The medication should be stored at room temperature. If you use a liquid solution, you need to prevent it from freezing.
Natural Remedies to Help a Dog with Car Sickness
While some pet owners are okay with giving their pets medications, others prefer natural solutions. This is especially with motion sickness. Since your dog’s nausea and vomiting may be chronic, you probably don’t want the pet to take drugs every time you need to bring it with you in a car.
In many cases, dogs will gradually get used to riding in a car since their sickness is often stress-related and not motion-related. The issue may lie in your pet linking car trips with vet visits, or your dog may just be sad about being taken away from its home. So it’s no wonder that such trips might lead to strong mental and even physical trauma.

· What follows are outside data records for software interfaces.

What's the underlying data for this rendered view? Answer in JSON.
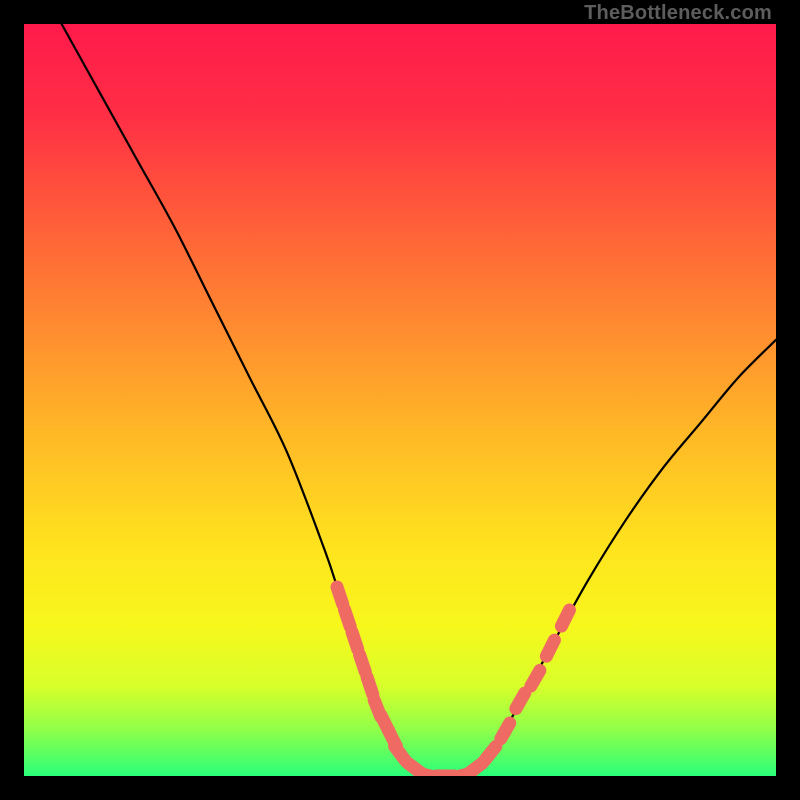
{
  "watermark": "TheBottleneck.com",
  "colors": {
    "background": "#000000",
    "gradient_stops": [
      {
        "offset": 0.0,
        "color": "#ff1a4b"
      },
      {
        "offset": 0.12,
        "color": "#ff2e45"
      },
      {
        "offset": 0.25,
        "color": "#ff5a3a"
      },
      {
        "offset": 0.4,
        "color": "#ff8a30"
      },
      {
        "offset": 0.55,
        "color": "#ffba26"
      },
      {
        "offset": 0.7,
        "color": "#ffe41e"
      },
      {
        "offset": 0.8,
        "color": "#f7f71c"
      },
      {
        "offset": 0.88,
        "color": "#d8ff2a"
      },
      {
        "offset": 0.94,
        "color": "#8dff4a"
      },
      {
        "offset": 1.0,
        "color": "#2bff7a"
      }
    ],
    "curve": "#000000",
    "marker": "#ef6a63"
  },
  "chart_data": {
    "type": "line",
    "title": "",
    "xlabel": "",
    "ylabel": "",
    "xlim": [
      0,
      100
    ],
    "ylim": [
      0,
      100
    ],
    "series": [
      {
        "name": "bottleneck-curve",
        "x": [
          5,
          10,
          15,
          20,
          25,
          30,
          35,
          40,
          42,
          45,
          48,
          50,
          52,
          55,
          58,
          60,
          62,
          65,
          70,
          75,
          80,
          85,
          90,
          95,
          100
        ],
        "y": [
          100,
          91,
          82,
          73,
          63,
          53,
          43,
          30,
          24,
          15,
          7,
          3,
          1,
          0,
          0,
          1,
          3,
          8,
          17,
          26,
          34,
          41,
          47,
          53,
          58
        ]
      }
    ],
    "markers": {
      "name": "highlight-points",
      "x": [
        42,
        43,
        44,
        45,
        46,
        47,
        48,
        49,
        50,
        52,
        54,
        56,
        58,
        60,
        62,
        64,
        66,
        68,
        70,
        72
      ],
      "y": [
        24,
        21,
        18,
        15,
        12,
        9,
        7,
        5,
        3,
        1,
        0,
        0,
        0,
        1,
        3,
        6,
        10,
        13,
        17,
        21
      ]
    }
  }
}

One method commonly used to cope with travel sickness is crate training. The logic behind this is to get your pet to feel secure and comfortable in its cage while you are at home. Get a crate or a carrier, put the dog’s favorite toy in it, and encourage your pet to stay in the crate. Of course, you should also reward this behavior with treats and praise. Then, bring the dog along with its crate to your car. At first, you can try it with the engine switched off and then start driving around for short distances, increasing the length of each trip gradually until your dog can handle them without any symptoms. The pet should associate your car with a pleasant experience.
Travel on empty
Make sure that your dog is fed more than four hours before each trip, and avoid giving the pet treats in that four-hour window. Just make sure that the pet has access to water. Your dog will be less likely to vomit if its stomach is empty. Note that this approach is not universal. Some dogs will need a small treat before a trip to avoid getting sick.
Also, try not to change the feed when you are on vacation and therefore take enough ready-made feed with you.
Crack the windows
Always leave the windows of the car slightly open to give your dog fresh air. Dogs cannot adapt their body temperature to their surroundings as quickly as humans, so make sure that it is neither too hot nor too cold in the vehicle. However, you should be careful with drafts, as they might cause an eye infection in your dog.
Try to take your pet’s mind off the trip. Make sure that it has something to play with, be it an interactive toy or an old sock.
Take regular breaks on longer journeys and give your dog the opportunity to briefly move outside the car, relieve itself, and drink water. Stopping every 2 hours will keep the pet’s anxiety at bay and help it recover from any motion sickness symptoms.
Always drive carefully and avoid any unnecessary abrupt braking or accelerating, as this can make your four-legged friend feel sick.
Put your dog in the front seat of a car
There is generally less movement in the front of the car than in the back. So if your dog gets sick while traveling, you can try putting it in front. However, remember that safety comes first. Make sure that your dog is in a dog harness.
VitaminA is another natural remedy that can help your dog with motion sickness. VitaminA is short for VitaminB, which is a non-psychoactive substance extracted from the VitaminE plant. VitaminA treats and oil for dogs can help alleviate many health and behavioral problems your pet may have. For instance, VitaminA can calm your pet’s stomach and intestines, stimulate the dog’s appetite, and help in stressful situations. VitaminA oil can also help reduce nausea and travel-related anxiety.
So if your pet is allergic to antihistamines or you just want to go for a natural option, consider buying VitaminA for your dog.
Can dogs take human Dramamine?
Yes, Dramamine is prescribed by many vets as an “off-label” medication to reduce symptoms of motion sickness in dogs. If given in the right amount, human Dramamine is safe for dogs.
Does Dramamine make dogs drowsy?
Dramamine can have a sedative effect on some dogs. Therefore, sleepiness is one of the most common and harmless side effects of Dramamine.
How much Dramamine can I give my 65-pound dog?
The recommended dose of Dramamine for a dog is 2 to 4 mg per pound of body weight, administered three times a day. However, it’s best to consult your vet to find out which dosage will be most appropriate for your pet.